While Imperial Germany had hoped that a war with Mexico would delay American involvement in the European Theatre, the telegram instead accelerated it. Mexico had no desire to go to war with the vastly stronger United States, and later that year America joined the fight against Germany.

But what if Mexico was a stronger power, and Imperial Germany had the resources -- money, war matériel, advisers -- to make this a realistic notion? What if the Zimmermann Telegram was sent years earlier, and not intercepted by Britain? And what if, instead Pancho Villa the bandit, there was General Arámbula to invade the United States?

For a start, there would not have been a Punitive Expedition (aka the Pancho Villa Expedition) into Mexico. In our timeline, Villa invaded Columbus, NM in 1916-- a raid which soon became a full-fledged battle between Villa's forces and those of the U.S. Army. In response, the United States sent a force led my General John J. Pershing into Mexico, whose mission was to capture or kill Villa. Ten months later, however, Villa remained un-captured, and Pershing was transferred to the European theatre and his expedition recalled.

But this timeline had two things ours did not: a better-trained, better equipped Mexican Army, and Silence Do-Good. Instead of a year-long police action against guerrilla bandits, the assault upon Columbus was in fact the opening volley in a Mexican war against the United States, and the creation of a new line of hostilities in the First World War. Pershing and Arámbula became the Patton and Rommel of their time, and Silence was right in the thick of it.

View Larger Map

Next: All Silent on the Mexican Front

The character of Silence Do-Good is copyright Erin Palette 2011. All art in these sections is either public domain, or machinima from the City of Heroes MMO. I do not claim any ownership of art.

This work is licensed under a Creative Commons Attribution- Noncommercial- No Derivative Works 3.0 License.
Creative Commons License

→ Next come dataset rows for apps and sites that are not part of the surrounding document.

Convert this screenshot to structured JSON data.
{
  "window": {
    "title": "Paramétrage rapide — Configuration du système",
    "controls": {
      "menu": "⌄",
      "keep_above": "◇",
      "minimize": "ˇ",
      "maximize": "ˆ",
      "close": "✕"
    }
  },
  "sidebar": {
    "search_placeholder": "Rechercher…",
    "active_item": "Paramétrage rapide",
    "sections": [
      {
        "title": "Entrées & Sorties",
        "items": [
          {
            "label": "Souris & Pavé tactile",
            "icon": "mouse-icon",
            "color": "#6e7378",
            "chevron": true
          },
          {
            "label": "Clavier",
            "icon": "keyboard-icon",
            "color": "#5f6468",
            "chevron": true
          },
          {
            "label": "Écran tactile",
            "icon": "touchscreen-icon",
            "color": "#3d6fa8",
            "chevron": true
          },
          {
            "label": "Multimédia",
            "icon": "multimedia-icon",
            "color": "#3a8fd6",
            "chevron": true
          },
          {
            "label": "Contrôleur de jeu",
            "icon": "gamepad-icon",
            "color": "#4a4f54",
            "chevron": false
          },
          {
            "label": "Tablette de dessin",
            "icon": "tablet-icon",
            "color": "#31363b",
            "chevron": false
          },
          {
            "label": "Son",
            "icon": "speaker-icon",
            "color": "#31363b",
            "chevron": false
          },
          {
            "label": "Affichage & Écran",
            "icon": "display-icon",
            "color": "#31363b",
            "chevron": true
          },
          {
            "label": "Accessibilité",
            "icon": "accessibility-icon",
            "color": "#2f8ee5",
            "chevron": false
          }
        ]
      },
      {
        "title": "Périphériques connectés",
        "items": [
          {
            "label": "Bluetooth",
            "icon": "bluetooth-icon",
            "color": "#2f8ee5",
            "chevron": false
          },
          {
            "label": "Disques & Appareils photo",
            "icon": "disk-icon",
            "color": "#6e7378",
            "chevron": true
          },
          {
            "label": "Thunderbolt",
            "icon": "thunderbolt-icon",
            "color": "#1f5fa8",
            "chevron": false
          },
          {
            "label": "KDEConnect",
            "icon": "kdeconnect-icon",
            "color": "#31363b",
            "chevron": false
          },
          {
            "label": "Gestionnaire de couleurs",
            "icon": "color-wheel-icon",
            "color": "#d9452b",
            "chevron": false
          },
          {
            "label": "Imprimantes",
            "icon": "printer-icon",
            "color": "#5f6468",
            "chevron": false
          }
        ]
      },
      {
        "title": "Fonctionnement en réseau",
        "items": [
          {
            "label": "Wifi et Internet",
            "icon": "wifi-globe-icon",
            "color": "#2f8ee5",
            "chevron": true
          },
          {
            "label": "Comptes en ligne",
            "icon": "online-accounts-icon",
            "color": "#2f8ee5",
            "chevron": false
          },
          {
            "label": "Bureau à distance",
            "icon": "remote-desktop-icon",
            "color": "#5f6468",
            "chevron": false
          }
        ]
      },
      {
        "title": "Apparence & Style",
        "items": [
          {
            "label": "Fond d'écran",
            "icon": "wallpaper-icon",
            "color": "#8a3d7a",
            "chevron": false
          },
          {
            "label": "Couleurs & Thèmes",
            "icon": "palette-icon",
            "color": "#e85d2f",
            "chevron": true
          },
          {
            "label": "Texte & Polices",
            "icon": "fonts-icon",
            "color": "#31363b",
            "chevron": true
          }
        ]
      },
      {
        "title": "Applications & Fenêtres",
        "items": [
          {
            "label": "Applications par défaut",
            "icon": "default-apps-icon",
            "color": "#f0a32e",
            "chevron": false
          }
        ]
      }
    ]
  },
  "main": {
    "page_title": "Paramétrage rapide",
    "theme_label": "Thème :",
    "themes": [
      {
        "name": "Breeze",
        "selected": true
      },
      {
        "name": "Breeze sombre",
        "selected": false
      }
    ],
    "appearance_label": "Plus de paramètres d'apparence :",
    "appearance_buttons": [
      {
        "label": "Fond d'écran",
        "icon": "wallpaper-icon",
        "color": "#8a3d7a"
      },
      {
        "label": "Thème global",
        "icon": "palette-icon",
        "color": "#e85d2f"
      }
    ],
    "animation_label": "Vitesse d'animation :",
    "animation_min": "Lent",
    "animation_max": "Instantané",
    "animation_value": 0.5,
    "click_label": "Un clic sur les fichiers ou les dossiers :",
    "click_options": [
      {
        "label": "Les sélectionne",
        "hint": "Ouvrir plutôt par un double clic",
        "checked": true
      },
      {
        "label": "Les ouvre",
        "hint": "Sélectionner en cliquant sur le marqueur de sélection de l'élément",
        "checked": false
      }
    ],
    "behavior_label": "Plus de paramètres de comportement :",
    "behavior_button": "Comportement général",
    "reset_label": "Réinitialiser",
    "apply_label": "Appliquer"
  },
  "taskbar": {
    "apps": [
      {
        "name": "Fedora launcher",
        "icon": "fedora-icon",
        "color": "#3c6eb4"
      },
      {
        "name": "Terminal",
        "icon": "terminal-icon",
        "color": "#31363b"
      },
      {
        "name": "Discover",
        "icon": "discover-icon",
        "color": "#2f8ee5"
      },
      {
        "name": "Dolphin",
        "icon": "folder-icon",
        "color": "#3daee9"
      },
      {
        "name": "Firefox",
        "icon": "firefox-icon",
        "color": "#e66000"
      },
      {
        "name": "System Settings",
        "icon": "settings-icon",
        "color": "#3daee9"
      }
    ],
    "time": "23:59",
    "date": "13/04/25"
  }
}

The Fine Print

This work is licensed under a Creative Commons Attribution- Noncommercial- No Derivative Works 3.0 License.

Creative Commons License

Erin Palette is a participant in the Amazon Services LLC Associates Program, an affiliate advertising program designed to provide a means for sites to earn advertising fees by advertising and linking to